The play begins with him talking to another character about how unfair it was for him not to get the lieutenant job, He then wants revenge from Othello. He accuses othello for sleeping with his wife “I hate the moor, it is thought abroad that ‘twixt my sheets/he has done my office-”(I.iii.329-370). Then he goes on insisting his lust for Desdemona because he wants to get revenge from othello “Wife for wife”(II.i.286). These false claims indicate that he doesn't really care about who he hurts, he just wants revenge no matter who it is, which makes him dangerous. Even though these are false claims
He wails in pain as three nails drive him into his death. You start to realize maybe this was a mistake, maybe I was afraid of the truth. Sadly even today, people are driven by their fear to make horrific choices. In Lord of the Flies the group of boys are filled with the fear of the unknown. This fear transforms these innocent boys into violent savages.

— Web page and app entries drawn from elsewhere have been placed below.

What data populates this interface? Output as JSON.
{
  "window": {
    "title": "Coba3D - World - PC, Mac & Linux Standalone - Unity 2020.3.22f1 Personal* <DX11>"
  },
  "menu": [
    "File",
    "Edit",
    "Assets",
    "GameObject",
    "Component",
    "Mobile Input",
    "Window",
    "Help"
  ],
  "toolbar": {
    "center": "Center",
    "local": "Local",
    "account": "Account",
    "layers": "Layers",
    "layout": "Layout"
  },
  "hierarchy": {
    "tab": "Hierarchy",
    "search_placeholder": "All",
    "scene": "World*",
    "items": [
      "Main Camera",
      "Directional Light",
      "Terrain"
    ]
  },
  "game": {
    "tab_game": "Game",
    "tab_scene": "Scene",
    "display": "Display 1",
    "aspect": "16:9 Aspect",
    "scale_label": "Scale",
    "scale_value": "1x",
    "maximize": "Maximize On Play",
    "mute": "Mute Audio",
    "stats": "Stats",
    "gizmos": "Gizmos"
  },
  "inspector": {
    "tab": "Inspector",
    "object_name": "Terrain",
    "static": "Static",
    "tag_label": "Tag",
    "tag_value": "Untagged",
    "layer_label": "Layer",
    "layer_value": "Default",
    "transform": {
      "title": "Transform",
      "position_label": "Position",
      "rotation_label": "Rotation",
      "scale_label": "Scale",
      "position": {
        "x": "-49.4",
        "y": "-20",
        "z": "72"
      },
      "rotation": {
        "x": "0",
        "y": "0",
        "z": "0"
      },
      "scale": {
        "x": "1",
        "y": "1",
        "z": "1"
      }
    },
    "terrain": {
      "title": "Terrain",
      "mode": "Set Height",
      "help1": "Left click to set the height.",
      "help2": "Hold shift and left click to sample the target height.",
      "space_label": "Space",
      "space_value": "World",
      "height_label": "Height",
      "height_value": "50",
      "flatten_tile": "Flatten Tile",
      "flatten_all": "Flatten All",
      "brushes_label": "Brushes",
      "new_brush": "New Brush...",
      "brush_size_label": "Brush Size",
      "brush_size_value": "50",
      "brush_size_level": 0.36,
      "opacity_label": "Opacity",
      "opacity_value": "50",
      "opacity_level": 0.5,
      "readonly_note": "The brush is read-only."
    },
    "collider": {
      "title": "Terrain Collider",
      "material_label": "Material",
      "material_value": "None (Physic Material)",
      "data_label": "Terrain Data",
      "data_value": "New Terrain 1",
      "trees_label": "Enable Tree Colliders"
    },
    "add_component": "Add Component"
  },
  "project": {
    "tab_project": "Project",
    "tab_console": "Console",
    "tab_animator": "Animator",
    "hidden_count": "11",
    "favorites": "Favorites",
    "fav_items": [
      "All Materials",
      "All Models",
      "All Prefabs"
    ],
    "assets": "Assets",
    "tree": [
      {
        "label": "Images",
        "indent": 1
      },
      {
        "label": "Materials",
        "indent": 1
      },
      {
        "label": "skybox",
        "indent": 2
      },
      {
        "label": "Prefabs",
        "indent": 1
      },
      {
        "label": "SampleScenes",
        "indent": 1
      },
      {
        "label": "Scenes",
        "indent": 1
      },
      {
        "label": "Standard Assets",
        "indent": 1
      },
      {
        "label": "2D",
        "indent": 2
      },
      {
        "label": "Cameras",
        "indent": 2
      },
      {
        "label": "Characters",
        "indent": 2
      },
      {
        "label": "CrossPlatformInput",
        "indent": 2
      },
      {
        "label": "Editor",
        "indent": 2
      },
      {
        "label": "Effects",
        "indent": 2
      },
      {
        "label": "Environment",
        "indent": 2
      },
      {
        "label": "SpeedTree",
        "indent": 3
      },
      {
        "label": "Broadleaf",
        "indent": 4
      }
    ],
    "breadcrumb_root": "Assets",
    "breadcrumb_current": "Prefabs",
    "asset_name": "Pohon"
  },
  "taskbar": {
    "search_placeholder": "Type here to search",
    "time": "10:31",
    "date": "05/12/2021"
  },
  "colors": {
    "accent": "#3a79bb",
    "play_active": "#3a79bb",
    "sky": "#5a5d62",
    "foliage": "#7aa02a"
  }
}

Of all the social issues of his time, racism is what most disgusted Tennessee Williams. Being himself part of a minority, he understood very well the stigma and the prejudices of the society. Displeased that "The Glass Menagerie" played in front of an all-white public, has imposed on himself that "any future contract I make will contain a clause to keep the show out of Washington while this undemocratic practice
Sethe, a Slave to Her Past Numerous authors in American literature produce characters whose origins are unusual, unfamiliar, and often mysterious in the work. Toni Morrison’s novel Beloved successfully introduced a character that resembles the features mentioned above. Sethe, a young black woman born into slavery escapes from extreme bondage in the Nineteenth Century in the United States with memories bounded with torture. The novel has many scenes that are very striking, most of which have to deal with the treatment of the African-Americans. Slavery has always been one of the appalling phenomena in our world.

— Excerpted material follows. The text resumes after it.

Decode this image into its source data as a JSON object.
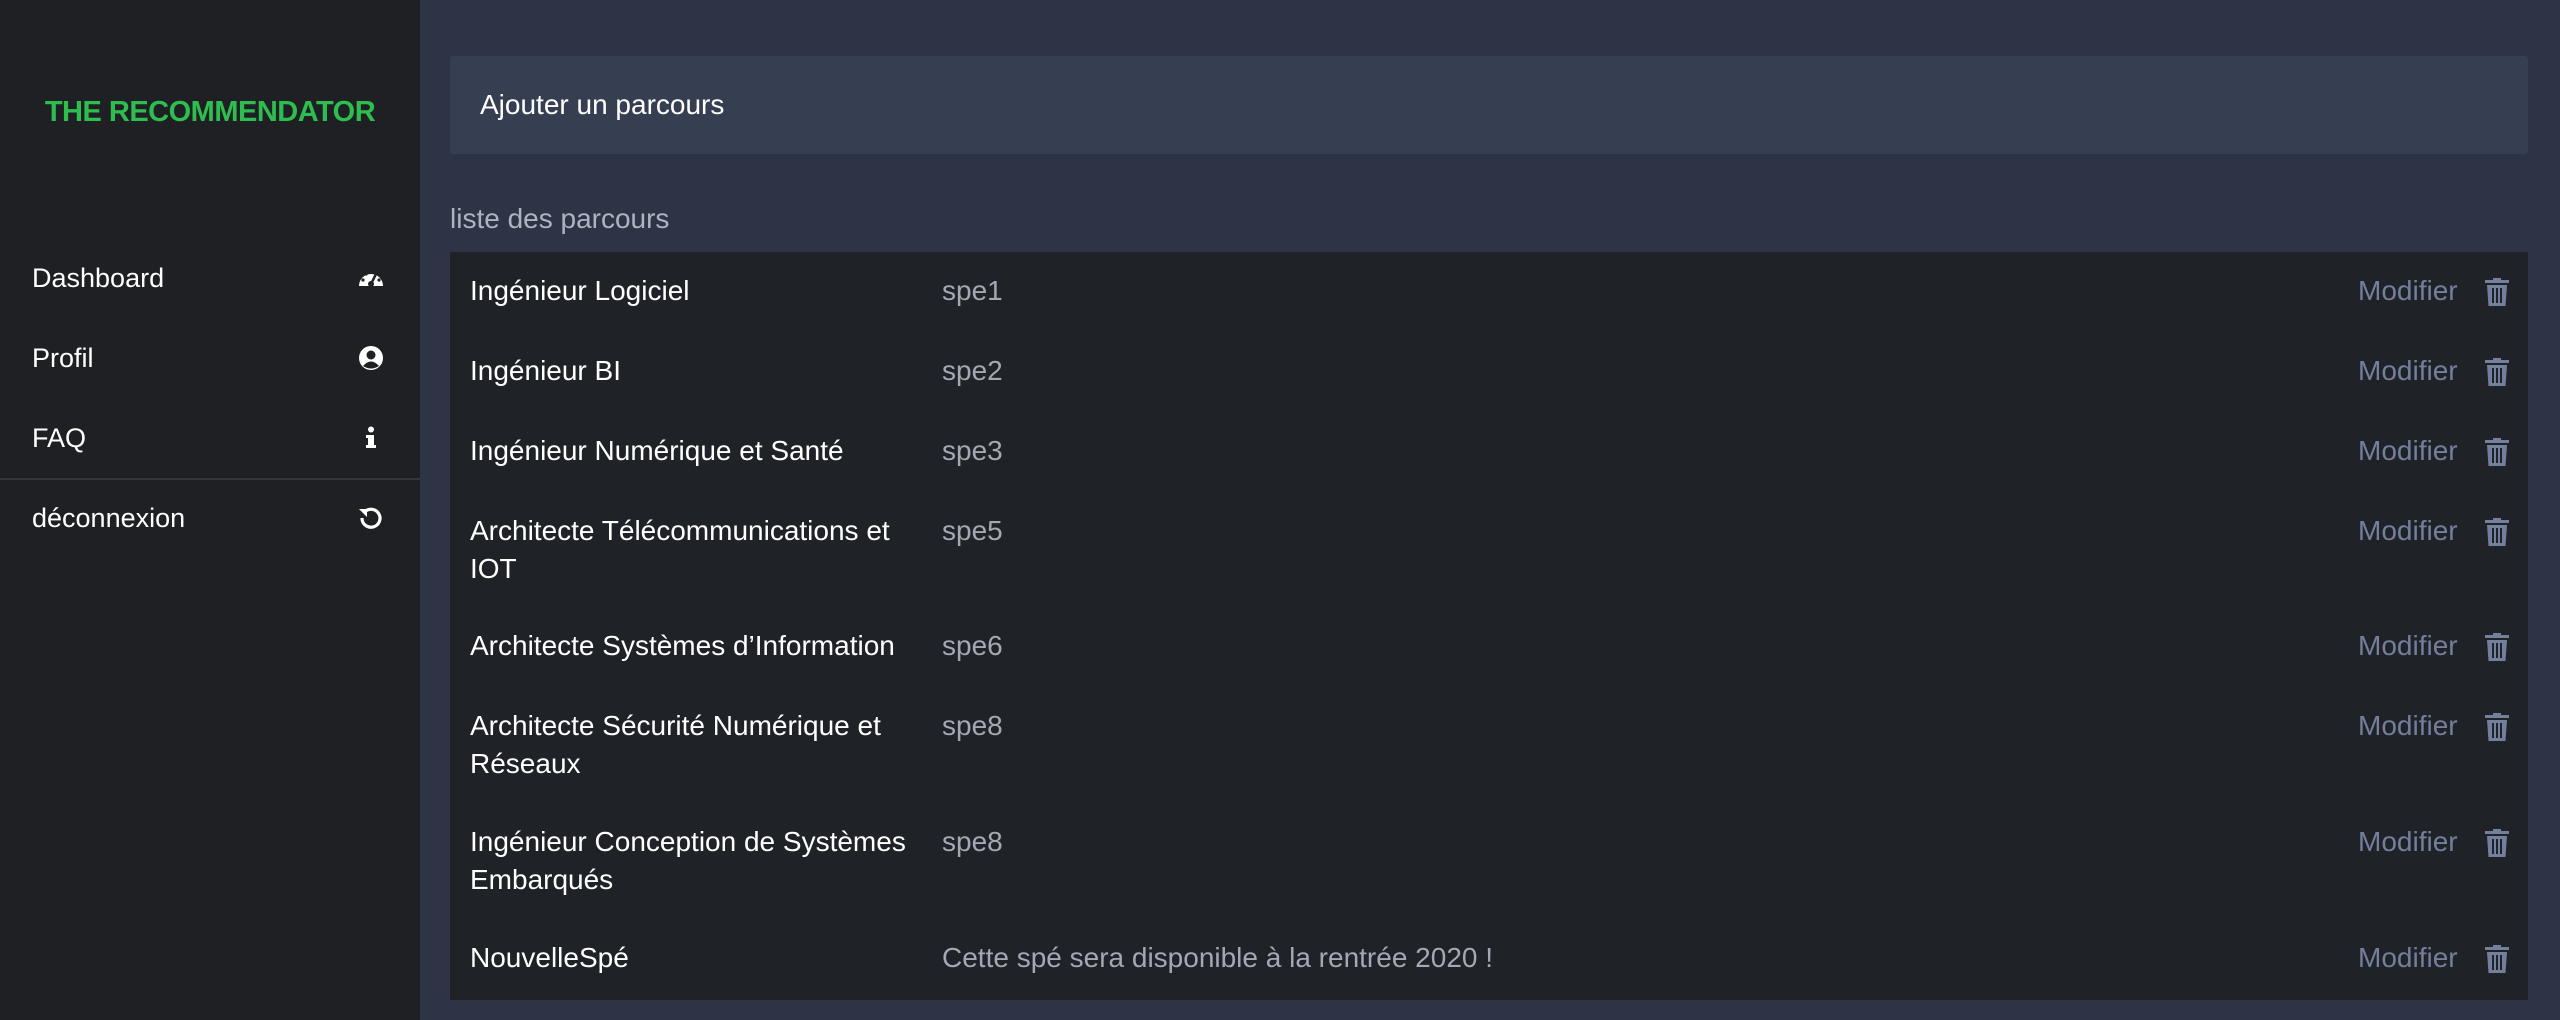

In Tennessee Williams’s play A Streetcar Named Desire, Blanche Dubois measures her family’s successes and failures against a standard that she believes reflects the social values of the Old South as practiced at Belle Reve, her lost plantation. She uses her reminiscences and behaviors to construct herself -- to other characters and to the audience -- as a Southern Belle: a representative of a group of highborn women from the antebellum South. As the play unfolds, however, it becomes clear not only that Blanche cannot live up to the Southern Belles code, but also that her ideas of the Old South are as illusory as the other self-deceptions to which she is subject. Confronted by the harsh reality of post-war America, Blanche finds comfort in escapism, traditionalism and illusions represented by the facades behind which she hides her true self.
Racism is still violent and harmful to lots of people. Its effect is still strong and harmful. Racism is affecting people 's everyday lives and changes them for the worse and there is no sign of stopping. Despite all the movements and struggles racism can still easily kill and hurt as it has in the past.

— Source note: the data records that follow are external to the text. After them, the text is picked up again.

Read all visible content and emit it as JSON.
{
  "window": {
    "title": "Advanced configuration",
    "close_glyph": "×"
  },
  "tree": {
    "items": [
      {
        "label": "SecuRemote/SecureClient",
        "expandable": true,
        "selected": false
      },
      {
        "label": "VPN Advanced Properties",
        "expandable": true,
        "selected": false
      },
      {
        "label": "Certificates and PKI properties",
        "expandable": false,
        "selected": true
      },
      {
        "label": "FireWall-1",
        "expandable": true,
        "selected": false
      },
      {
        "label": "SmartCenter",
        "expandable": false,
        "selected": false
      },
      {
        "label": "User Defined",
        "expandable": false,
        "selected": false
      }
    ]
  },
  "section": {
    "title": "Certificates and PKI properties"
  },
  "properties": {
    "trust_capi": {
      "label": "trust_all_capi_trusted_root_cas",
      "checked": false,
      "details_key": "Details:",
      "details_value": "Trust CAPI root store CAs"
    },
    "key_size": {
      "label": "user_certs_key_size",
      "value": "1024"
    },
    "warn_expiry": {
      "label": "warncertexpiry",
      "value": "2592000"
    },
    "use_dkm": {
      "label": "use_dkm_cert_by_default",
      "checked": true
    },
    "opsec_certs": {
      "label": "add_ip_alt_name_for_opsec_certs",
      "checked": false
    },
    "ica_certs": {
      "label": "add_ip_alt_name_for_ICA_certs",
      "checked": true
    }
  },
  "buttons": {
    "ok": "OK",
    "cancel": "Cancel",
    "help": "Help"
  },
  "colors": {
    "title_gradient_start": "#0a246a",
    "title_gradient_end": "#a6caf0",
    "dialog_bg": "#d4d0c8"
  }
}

OUTLINE Thesis: The repercussions of institutionalized prejudice are far too great for any group to overcome. Jim Crow laws repressed many black americans in the 1850s and the repercussions of that are still affecting black society today. Similarly in the 1800s woman were legally restricted from many of the things men were and still are still unfairly treated to in society today. Main Idea: Jim Crow laws repressed many black americans in the 1850s.
Because the monster experiences violence rather than nurture, he turns violent against mankind. The violence from the De Lacy family causes the creature to “feel anger, then a desire for revenge, and finally a violent severing from all that is human” (Mellor). This exhibits violent recurrence that arises as nurture is replaced by violence. This violence leads to murderous actions. When the monster first encounters William, he hopes to “educate him as [his] companion” (126, Shelley).